#### About this exercise
Among the lines listed below, count those that include the string "Scene", and state only the count.

#### Listed entries
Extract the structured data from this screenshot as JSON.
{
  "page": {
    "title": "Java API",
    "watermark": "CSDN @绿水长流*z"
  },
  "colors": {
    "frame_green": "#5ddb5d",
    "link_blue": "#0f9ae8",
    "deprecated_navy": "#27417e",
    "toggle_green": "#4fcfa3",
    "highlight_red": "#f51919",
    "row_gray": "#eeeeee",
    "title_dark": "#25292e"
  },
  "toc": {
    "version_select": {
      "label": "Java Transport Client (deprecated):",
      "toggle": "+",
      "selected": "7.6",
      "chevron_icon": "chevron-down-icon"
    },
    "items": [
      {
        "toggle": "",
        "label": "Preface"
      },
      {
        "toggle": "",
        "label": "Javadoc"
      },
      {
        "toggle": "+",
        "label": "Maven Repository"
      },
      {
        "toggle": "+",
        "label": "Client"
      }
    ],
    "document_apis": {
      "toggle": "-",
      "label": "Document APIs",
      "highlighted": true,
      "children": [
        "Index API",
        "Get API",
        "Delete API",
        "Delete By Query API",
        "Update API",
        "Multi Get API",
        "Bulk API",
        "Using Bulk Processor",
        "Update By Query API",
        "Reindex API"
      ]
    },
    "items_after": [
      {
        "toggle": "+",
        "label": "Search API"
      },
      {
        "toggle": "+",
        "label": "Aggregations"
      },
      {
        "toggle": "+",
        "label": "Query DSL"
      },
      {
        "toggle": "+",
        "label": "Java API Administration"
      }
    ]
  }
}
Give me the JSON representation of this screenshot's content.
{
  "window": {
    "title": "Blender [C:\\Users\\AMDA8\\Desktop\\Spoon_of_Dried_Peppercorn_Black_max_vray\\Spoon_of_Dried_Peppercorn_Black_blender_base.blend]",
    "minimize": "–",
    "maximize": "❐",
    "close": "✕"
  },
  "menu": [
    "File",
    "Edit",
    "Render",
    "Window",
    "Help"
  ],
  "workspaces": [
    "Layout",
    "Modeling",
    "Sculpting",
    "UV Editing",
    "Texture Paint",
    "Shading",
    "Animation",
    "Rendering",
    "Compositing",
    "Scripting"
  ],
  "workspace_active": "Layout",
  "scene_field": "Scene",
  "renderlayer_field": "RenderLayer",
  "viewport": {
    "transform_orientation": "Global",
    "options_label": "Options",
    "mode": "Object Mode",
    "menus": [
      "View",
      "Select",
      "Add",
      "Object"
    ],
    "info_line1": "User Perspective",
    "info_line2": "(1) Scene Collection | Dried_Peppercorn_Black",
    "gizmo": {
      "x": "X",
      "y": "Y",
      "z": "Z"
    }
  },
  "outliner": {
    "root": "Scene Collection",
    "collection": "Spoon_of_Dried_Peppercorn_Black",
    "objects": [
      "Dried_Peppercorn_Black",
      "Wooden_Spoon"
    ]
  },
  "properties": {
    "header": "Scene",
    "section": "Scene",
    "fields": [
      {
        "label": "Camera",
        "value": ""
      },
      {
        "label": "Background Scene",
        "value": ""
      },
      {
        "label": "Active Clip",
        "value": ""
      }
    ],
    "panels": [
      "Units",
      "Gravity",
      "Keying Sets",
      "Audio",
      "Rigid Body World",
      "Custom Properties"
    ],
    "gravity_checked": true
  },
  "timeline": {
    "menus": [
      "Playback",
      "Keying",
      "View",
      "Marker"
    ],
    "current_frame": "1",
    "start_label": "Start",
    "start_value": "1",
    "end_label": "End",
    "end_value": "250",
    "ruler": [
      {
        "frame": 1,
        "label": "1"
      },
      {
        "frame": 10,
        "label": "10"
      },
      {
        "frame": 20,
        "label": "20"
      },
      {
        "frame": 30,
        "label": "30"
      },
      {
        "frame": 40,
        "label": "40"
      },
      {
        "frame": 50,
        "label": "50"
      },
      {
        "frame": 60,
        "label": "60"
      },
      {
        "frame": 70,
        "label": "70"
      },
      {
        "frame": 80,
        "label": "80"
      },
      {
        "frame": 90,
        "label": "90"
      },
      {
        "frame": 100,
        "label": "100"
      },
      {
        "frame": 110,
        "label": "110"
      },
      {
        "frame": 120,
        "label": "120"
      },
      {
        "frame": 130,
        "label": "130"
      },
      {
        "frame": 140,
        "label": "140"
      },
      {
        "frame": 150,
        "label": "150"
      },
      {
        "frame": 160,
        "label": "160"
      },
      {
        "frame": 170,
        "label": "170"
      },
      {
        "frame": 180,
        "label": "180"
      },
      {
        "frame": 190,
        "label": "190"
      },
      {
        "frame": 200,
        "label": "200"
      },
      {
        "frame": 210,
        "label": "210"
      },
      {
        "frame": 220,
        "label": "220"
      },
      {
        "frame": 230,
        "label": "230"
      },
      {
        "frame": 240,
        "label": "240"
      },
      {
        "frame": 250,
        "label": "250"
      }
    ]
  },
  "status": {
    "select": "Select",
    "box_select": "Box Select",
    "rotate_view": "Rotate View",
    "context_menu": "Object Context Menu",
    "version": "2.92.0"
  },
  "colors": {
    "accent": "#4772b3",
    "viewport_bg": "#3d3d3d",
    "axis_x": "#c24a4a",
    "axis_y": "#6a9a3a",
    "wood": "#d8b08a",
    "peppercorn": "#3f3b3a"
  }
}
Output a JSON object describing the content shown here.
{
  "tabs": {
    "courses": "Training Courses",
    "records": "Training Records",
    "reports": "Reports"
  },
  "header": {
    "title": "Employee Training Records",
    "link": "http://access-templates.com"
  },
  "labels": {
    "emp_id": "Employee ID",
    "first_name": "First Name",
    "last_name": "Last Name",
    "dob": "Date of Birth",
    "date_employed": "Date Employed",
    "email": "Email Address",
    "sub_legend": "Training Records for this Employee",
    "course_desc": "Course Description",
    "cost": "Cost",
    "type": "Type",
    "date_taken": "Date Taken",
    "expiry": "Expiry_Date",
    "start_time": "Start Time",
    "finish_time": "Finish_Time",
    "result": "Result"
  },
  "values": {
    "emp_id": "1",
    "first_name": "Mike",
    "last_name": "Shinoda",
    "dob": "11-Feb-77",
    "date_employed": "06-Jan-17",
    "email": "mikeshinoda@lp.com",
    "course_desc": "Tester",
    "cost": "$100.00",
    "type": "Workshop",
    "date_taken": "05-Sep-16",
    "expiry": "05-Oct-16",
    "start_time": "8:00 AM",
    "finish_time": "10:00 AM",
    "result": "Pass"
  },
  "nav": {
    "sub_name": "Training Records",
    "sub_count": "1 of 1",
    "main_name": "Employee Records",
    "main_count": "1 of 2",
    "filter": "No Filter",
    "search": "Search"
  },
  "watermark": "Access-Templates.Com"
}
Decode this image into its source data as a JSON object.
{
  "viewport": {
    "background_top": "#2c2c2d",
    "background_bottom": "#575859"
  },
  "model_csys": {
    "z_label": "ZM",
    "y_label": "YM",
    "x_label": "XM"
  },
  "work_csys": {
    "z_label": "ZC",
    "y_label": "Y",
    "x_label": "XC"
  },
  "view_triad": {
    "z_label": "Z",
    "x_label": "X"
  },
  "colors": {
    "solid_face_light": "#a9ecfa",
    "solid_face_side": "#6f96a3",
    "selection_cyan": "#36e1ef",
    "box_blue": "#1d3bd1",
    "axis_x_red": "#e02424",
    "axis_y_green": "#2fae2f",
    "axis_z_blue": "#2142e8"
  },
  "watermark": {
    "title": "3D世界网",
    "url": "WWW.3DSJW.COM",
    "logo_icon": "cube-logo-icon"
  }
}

#### Written reply
6